### ACTIVITY
Each line below must be set down exactly; omit any image you find.
%%
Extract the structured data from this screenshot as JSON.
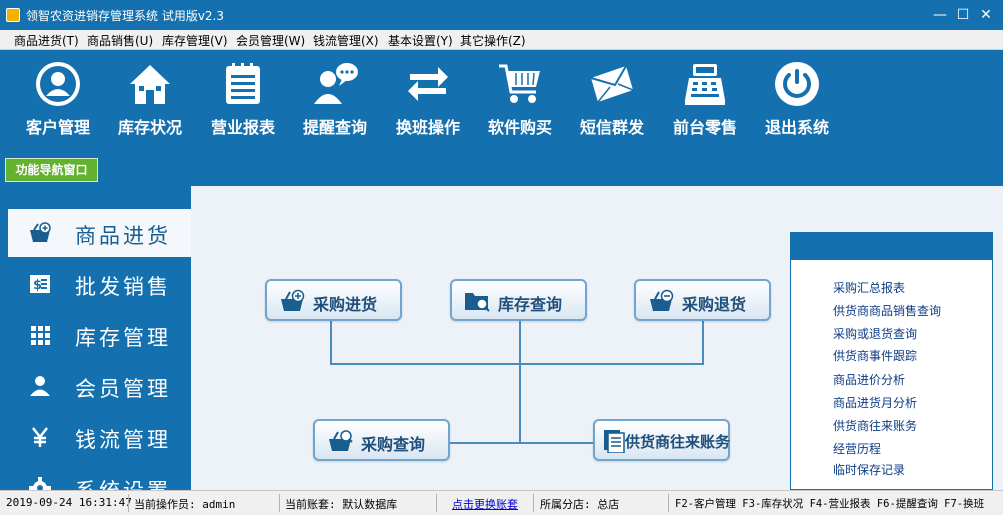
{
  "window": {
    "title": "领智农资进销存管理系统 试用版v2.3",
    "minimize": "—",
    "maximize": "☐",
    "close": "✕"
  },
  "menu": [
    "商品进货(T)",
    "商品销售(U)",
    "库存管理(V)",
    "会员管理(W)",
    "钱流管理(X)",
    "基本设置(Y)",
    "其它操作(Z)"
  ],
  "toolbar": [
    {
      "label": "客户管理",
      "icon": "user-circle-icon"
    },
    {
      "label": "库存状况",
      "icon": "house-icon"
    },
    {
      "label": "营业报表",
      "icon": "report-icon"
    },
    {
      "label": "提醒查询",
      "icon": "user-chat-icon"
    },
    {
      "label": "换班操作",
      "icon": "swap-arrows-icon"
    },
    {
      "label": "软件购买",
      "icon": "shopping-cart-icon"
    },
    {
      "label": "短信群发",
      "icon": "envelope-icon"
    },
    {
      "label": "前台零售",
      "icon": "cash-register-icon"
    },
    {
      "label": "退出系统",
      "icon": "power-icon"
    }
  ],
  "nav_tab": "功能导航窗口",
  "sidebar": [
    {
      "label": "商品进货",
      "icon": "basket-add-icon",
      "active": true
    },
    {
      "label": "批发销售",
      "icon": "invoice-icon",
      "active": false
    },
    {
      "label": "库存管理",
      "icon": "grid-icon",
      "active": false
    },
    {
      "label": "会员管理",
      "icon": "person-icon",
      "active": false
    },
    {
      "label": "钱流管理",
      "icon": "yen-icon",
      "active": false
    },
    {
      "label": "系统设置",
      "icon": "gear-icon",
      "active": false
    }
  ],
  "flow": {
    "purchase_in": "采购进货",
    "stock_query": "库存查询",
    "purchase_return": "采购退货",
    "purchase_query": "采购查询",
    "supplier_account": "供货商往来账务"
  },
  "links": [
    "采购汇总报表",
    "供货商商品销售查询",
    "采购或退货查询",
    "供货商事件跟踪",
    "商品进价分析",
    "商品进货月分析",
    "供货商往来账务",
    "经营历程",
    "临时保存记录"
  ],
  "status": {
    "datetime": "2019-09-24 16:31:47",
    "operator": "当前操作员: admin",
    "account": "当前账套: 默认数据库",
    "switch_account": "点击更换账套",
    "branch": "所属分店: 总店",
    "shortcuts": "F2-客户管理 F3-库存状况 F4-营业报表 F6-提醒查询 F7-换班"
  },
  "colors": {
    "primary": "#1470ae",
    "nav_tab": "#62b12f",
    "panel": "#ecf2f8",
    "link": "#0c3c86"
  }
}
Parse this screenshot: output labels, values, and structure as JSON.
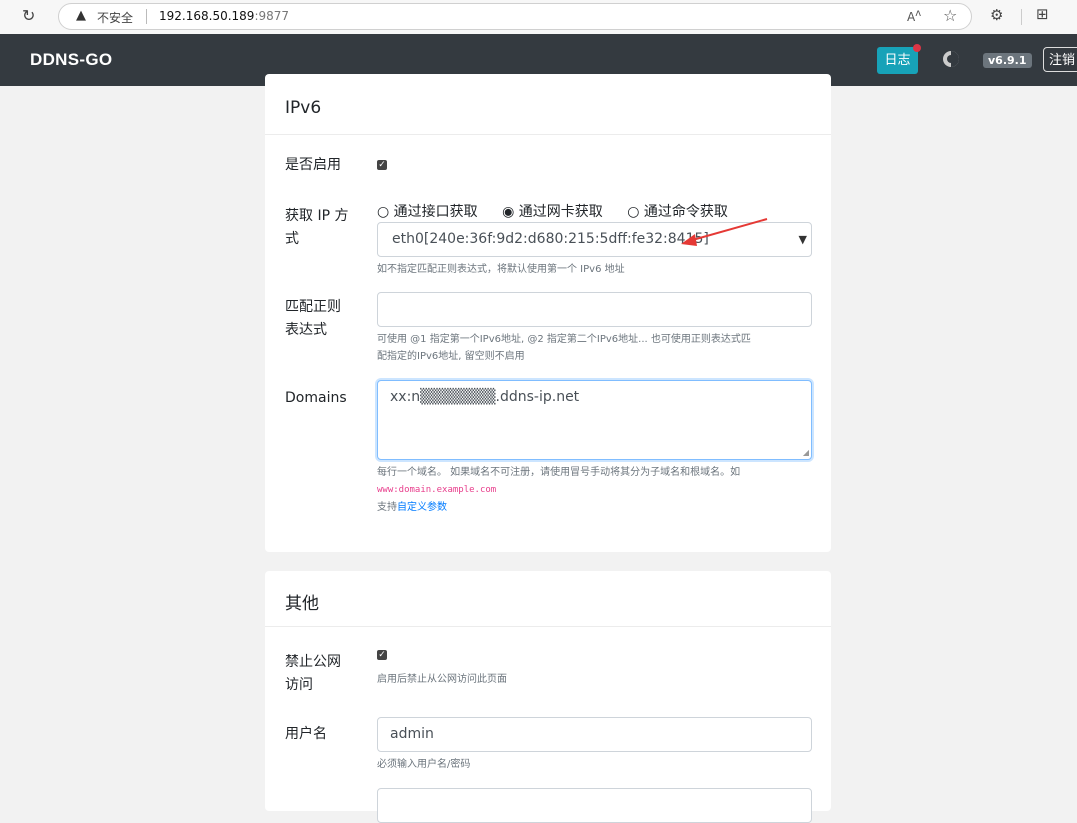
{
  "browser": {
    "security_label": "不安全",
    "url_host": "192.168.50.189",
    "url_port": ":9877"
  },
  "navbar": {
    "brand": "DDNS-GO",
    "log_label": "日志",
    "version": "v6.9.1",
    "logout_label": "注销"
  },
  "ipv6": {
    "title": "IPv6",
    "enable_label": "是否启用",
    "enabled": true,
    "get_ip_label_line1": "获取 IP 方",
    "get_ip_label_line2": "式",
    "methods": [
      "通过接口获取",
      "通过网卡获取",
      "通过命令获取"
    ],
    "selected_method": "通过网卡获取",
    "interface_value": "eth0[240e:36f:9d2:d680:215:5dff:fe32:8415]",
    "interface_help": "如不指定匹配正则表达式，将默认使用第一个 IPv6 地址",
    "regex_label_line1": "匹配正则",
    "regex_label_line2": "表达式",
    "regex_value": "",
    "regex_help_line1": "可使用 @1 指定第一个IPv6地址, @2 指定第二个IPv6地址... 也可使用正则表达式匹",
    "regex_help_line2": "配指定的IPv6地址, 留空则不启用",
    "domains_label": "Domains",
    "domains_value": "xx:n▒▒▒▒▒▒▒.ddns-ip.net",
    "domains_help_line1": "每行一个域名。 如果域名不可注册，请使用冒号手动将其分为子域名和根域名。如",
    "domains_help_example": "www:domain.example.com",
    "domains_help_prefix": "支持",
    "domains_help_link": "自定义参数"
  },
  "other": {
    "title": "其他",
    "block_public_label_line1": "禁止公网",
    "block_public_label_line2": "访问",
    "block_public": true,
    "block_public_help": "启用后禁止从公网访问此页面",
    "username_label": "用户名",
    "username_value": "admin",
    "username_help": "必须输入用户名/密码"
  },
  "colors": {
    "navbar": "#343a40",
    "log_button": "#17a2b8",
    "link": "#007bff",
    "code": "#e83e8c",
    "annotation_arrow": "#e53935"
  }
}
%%
### WRITTEN REPLY
Extract the structured data from this screenshot as JSON.
{
  "window": {
    "title": "领智农资进销存管理系统 试用版v2.3",
    "minimize": "—",
    "maximize": "☐",
    "close": "✕"
  },
  "menu": [
    "商品进货(T)",
    "商品销售(U)",
    "库存管理(V)",
    "会员管理(W)",
    "钱流管理(X)",
    "基本设置(Y)",
    "其它操作(Z)"
  ],
  "toolbar": [
    {
      "label": "客户管理",
      "icon": "user-circle-icon"
    },
    {
      "label": "库存状况",
      "icon": "house-icon"
    },
    {
      "label": "营业报表",
      "icon": "report-icon"
    },
    {
      "label": "提醒查询",
      "icon": "user-chat-icon"
    },
    {
      "label": "换班操作",
      "icon": "swap-arrows-icon"
    },
    {
      "label": "软件购买",
      "icon": "shopping-cart-icon"
    },
    {
      "label": "短信群发",
      "icon": "envelope-icon"
    },
    {
      "label": "前台零售",
      "icon": "cash-register-icon"
    },
    {
      "label": "退出系统",
      "icon": "power-icon"
    }
  ],
  "nav_tab": "功能导航窗口",
  "sidebar": [
    {
      "label": "商品进货",
      "icon": "basket-add-icon",
      "active": true
    },
    {
      "label": "批发销售",
      "icon": "invoice-icon",
      "active": false
    },
    {
      "label": "库存管理",
      "icon": "grid-icon",
      "active": false
    },
    {
      "label": "会员管理",
      "icon": "person-icon",
      "active": false
    },
    {
      "label": "钱流管理",
      "icon": "yen-icon",
      "active": false
    },
    {
      "label": "系统设置",
      "icon": "gear-icon",
      "active": false
    }
  ],
  "flow": {
    "purchase_in": "采购进货",
    "stock_query": "库存查询",
    "purchase_return": "采购退货",
    "purchase_query": "采购查询",
    "supplier_account": "供货商往来账务"
  },
  "links": [
    "采购汇总报表",
    "供货商商品销售查询",
    "采购或退货查询",
    "供货商事件跟踪",
    "商品进价分析",
    "商品进货月分析",
    "供货商往来账务",
    "经营历程",
    "临时保存记录"
  ],
  "status": {
    "datetime": "2019-09-24 16:31:47",
    "operator": "当前操作员: admin",
    "account": "当前账套: 默认数据库",
    "switch_account": "点击更换账套",
    "branch": "所属分店: 总店",
    "shortcuts": "F2-客户管理 F3-库存状况 F4-营业报表 F6-提醒查询 F7-换班"
  },
  "colors": {
    "primary": "#1470ae",
    "nav_tab": "#62b12f",
    "panel": "#ecf2f8",
    "link": "#0c3c86"
  }
}
Parse this screenshot: output labels, values, and structure as JSON.
{
  "browser": {
    "security_label": "不安全",
    "url_host": "192.168.50.189",
    "url_port": ":9877"
  },
  "navbar": {
    "brand": "DDNS-GO",
    "log_label": "日志",
    "version": "v6.9.1",
    "logout_label": "注销"
  },
  "ipv6": {
    "title": "IPv6",
    "enable_label": "是否启用",
    "enabled": true,
    "get_ip_label_line1": "获取 IP 方",
    "get_ip_label_line2": "式",
    "methods": [
      "通过接口获取",
      "通过网卡获取",
      "通过命令获取"
    ],
    "selected_method": "通过网卡获取",
    "interface_value": "eth0[240e:36f:9d2:d680:215:5dff:fe32:8415]",
    "interface_help": "如不指定匹配正则表达式，将默认使用第一个 IPv6 地址",
    "regex_label_line1": "匹配正则",
    "regex_label_line2": "表达式",
    "regex_value": "",
    "regex_help_line1": "可使用 @1 指定第一个IPv6地址, @2 指定第二个IPv6地址... 也可使用正则表达式匹",
    "regex_help_line2": "配指定的IPv6地址, 留空则不启用",
    "domains_label": "Domains",
    "domains_value": "xx:n▒▒▒▒▒▒▒.ddns-ip.net",
    "domains_help_line1": "每行一个域名。 如果域名不可注册，请使用冒号手动将其分为子域名和根域名。如",
    "domains_help_example": "www:domain.example.com",
    "domains_help_prefix": "支持",
    "domains_help_link": "自定义参数"
  },
  "other": {
    "title": "其他",
    "block_public_label_line1": "禁止公网",
    "block_public_label_line2": "访问",
    "block_public": true,
    "block_public_help": "启用后禁止从公网访问此页面",
    "username_label": "用户名",
    "username_value": "admin",
    "username_help": "必须输入用户名/密码"
  },
  "colors": {
    "navbar": "#343a40",
    "log_button": "#17a2b8",
    "link": "#007bff",
    "code": "#e83e8c",
    "annotation_arrow": "#e53935"
  }
}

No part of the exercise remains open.